PLN: In conclusion, are there any additional observations you have about Florent Schmitt and his musical legacy?
LMI: I am very happy to have discovered Schmitt’s piano music. When I was first researching the Commedia program I was completely focused on finding music on that theme. The Pupazzi was a wonderful, whimsical, and musically rewarding addition to the program.
Since then, having learned more about Florent Schmitt and his output, I am intrigued to play through more of his music to see what other hidden gems are there — and to bring these rediscoveries to a new generation of music-lovers.
I love presenting lesser known works and exposing audiences to wonderful composers outside of the mainstream. Schmitt fits that bill perfectly — and he certainly has a large output to draw from. I look forward to exploring it in depth.

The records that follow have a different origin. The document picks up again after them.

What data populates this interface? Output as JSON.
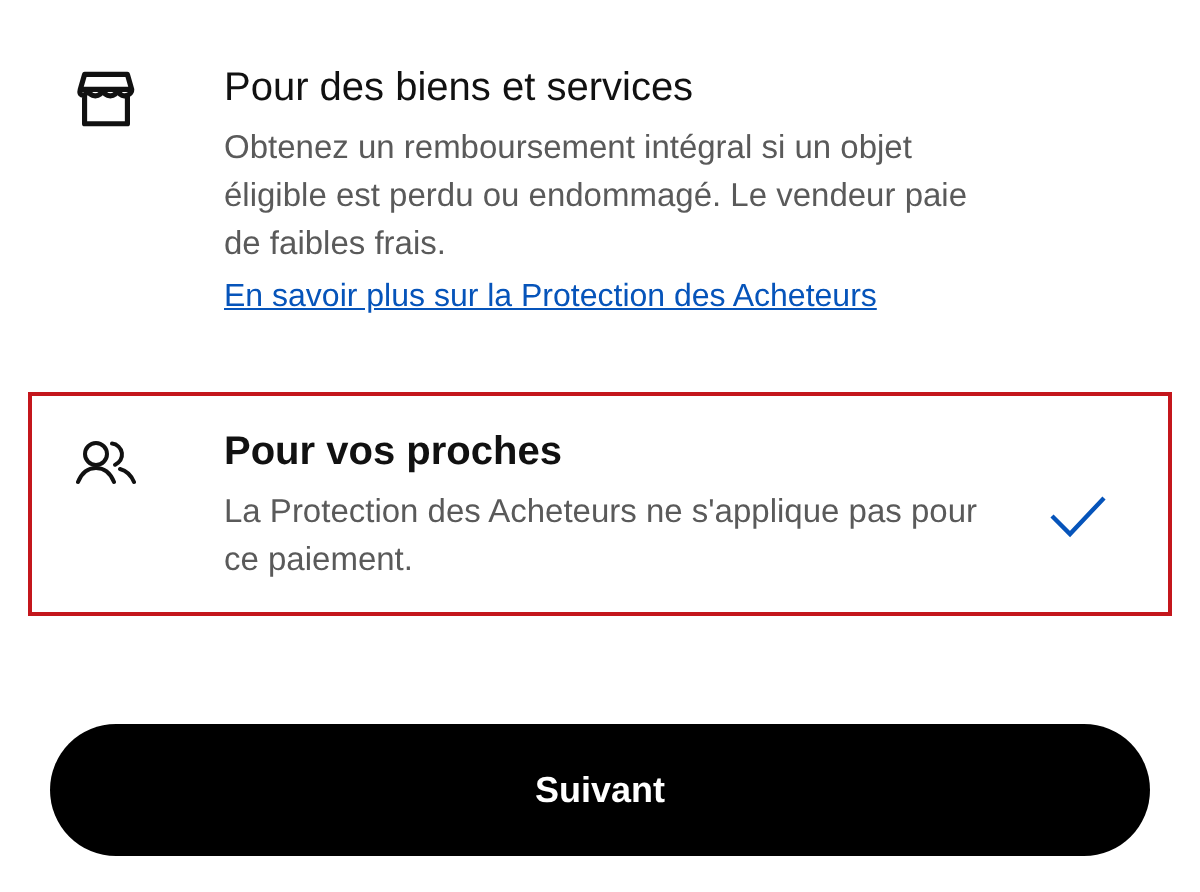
{
  "options": [
    {
      "kind": "store",
      "title": "Pour des biens et services",
      "description": "Obtenez un remboursement intégral si un objet éligible est perdu ou endommagé. Le vendeur paie de faibles frais.",
      "link": "En savoir plus sur la Protection des Acheteurs",
      "selected": false
    },
    {
      "kind": "people",
      "title": "Pour vos proches",
      "description": "La Protection des Acheteurs ne s'applique pas pour ce paiement.",
      "selected": true
    }
  ],
  "button": "Suivant"
}
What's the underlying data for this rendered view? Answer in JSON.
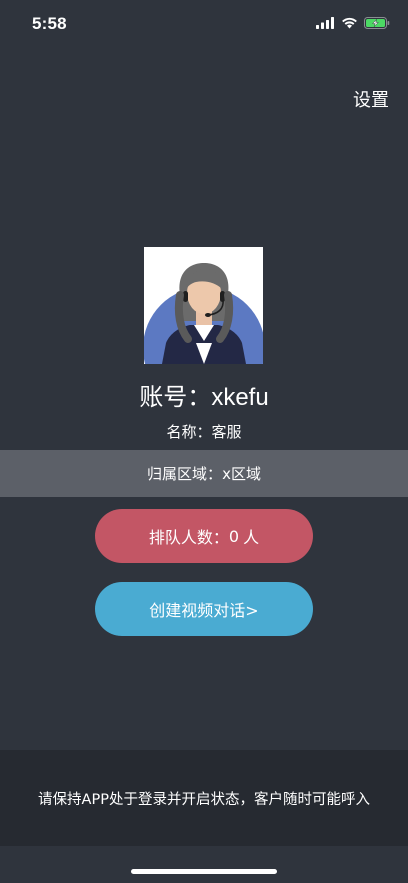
{
  "status_bar": {
    "time": "5:58",
    "icons": [
      "signal-icon",
      "wifi-icon",
      "battery-charging-icon"
    ]
  },
  "header": {
    "settings_label": "设置"
  },
  "profile": {
    "avatar_icon": "customer-service-agent-avatar",
    "account_label": "账号：",
    "account_value": "xkefu",
    "name_label": "名称：",
    "name_value": "客服",
    "region_label": "归属区域：",
    "region_value": "x区域"
  },
  "actions": {
    "queue_label": "排队人数：",
    "queue_count": "0",
    "queue_unit": "人",
    "create_video_label": "创建视频对话>"
  },
  "notice": {
    "text": "请保持APP处于登录并开启状态，客户随时可能呼入"
  },
  "colors": {
    "background": "#2f343d",
    "region_band": "#5c6068",
    "queue_button": "#c35665",
    "video_button": "#4aabd2",
    "notice_band": "#262a31",
    "battery_green": "#4cd964"
  }
}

Likewise, we are definitely looking forward to Linda Ippolito’s continuing exploration of Florent Schmitt’s piano compositions — and of course we’re particularly grateful for her resurrection of Pupazzi. Now that she has brought the score to light, hopefully more pianists will take a look at this interesting and inventive music and add it to their repertoire.
Moreover, just as he did with so many of his other piano scores, Florent Schmitt orchestrated six of the eight movements of Pupazzi (all but Aminte and Arlequin) for small orchestra. Those arrangements were published by A. Z. Mathot in 1911.
Having looked at the score, in my view there’s no question that these arrangements would be a welcome addition to any concert program. Here’s hoping enterprising conductors of smaller ensembles — Schmitt advocates Frank Braley, David Grandis, David Leibowitz, Julien Masmondet, Elias Miller, Eckhart Preu and John McLaughlin Williams among them — will carefully consider the possibility.
Unfortunately, we don’t have recorded documentation of Linda Ippolito performing Schmitt’s Pupazzi suite … but we do have her eloquent account of Claude Debussy’s L’Ile joyeuse as presented live at Jazz Bistro in Toronto in 2015. You can view that performance here, courtesy of YouTube.